The United States Census form sits on my kitchen counter in its crisp, white envelope, mocking me each night. It demands not only that I count my family members, but also that I should make each of us fit into a narrow definition of “ethnicity.”
The last time I completed the US Census I was mid-pregnancy with my first child and obsessed with more urgent, existential issues of identity. Forms and “Please Check One” requirements were not even an abstract consideration for me at that point.
Tonight I resolve to open that envelope and, like the fearless bad-ass I am, I’m going to stare that form down and fill it out.
In my two children I see faces that resemble the diversity in their family of birth. They are black, they are white, they are working class, English, French, Irish, intellectual, American West Coast, pioneer, military, hippie, radical, political, urban, rural, salt-of-the-Earth, Washingtonian. The school they attend is plopped smack in the vibrant heart of the most diverse zip code in the country: Seattle’s Rainier Valley. Like their school, they are a breathtaking and humbling mish-mash.
Last week I read an article about people of mixed ethnicity choosing “just black”. Mainstream media seems fairly obsessed with this idea of “just black”. Headlines read “President Obama: HE’S BLACK” after he publicly completed his census form. As a white working class girl who spent my youth studying African American history, I recognize that we have come a long way. At the same time, we haven’t. Perversely it strikes me that if my children were phenotypically darker skinned, this concept would be easier for me and yet life possibly much harder for them.

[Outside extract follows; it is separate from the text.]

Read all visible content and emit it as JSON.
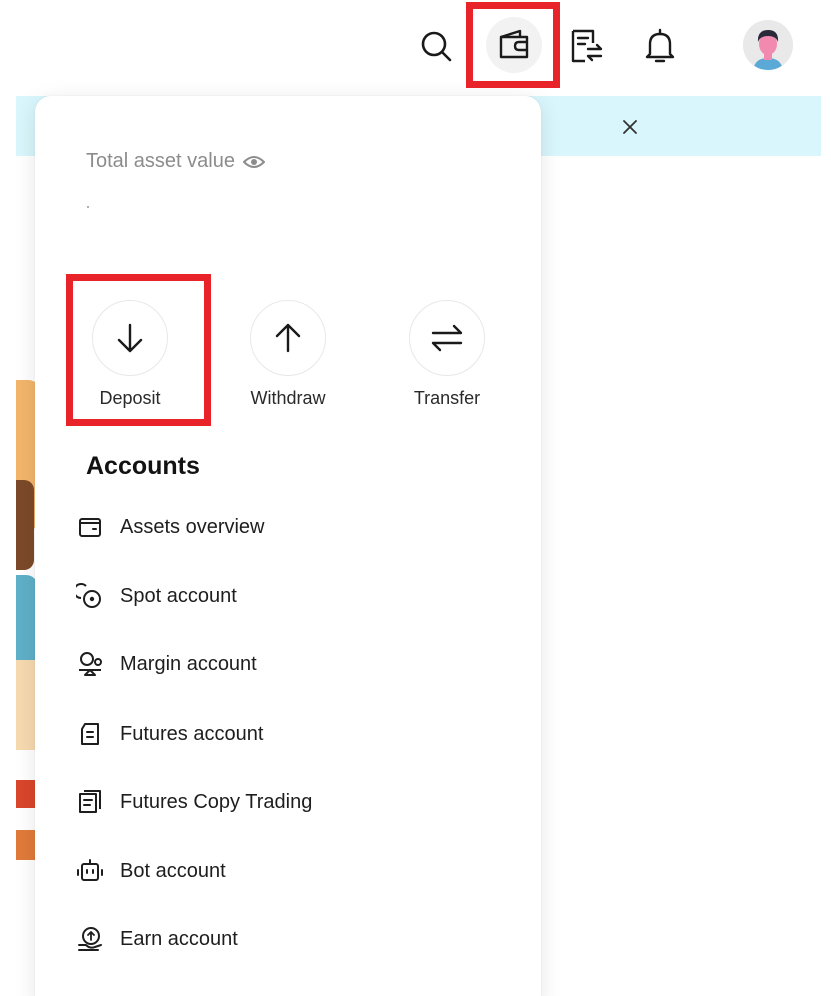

Perhaps that US census form sits unopened on my counter because I am tinged with irritation from my most recent “Please Check One” experience. I enrolled my son in Seattle Public Schools Kindergarten. The “Please Check One” form remains unchanged since my daughter entered school five years ago.
The public school form reads:
Ethnic Code: The ethnic code listed in BOX 1 will be used by Seattle Public Schools primarily to meet various Federal, State and District requirements. Select a code from the list provided that it describes the student’s ethnicity and enter it in BOX 1. If you choose not to respond to this item, please indicate by signing here. If the ethnic code is left blank, Federal reporting regulations require us to assign a code for the student. If you wish to enter a second ethnic code for this student, select the appropriate code and enter in Box 2.
The problem with all of these required forms is obvious: my kids aren’t one box. My daughter most certainly looks white. When I mention she is white AND black, they stare at me blankly. Maybe that means I should have listed “WH” for her on the public school form, and “BL” second. My son is a sweet, light, brown. Perhaps I should write “BL” first for him and “WH” second.
I suppose there could be a partial box–“three-quarters white” or “one-quarter black.” If it were allowable, I could color small boxes-in-the-box so that we could portion out my children appropriately. If my son were a coconut-cream pie instead of a boy, I could divvy him into a box.
Whatever I select, I have been told that only the first box will be counted for federal, state and district requirements. If I select “WH” then my kids will be “just white”, ignoring any other boxes I might check, or any explanations that I might scribble in the margins.
Maybe I should just surrender and list WH for both of them.
Perhaps I should just quietly “stick it to the man” and list BL for both of them.
That census form is still lying on my kitchen counter. Today, I resolve to go directly home and “Please Check Two”: White and Black. Neither really fit for me and probably not for them.
I wish that all of us had more options.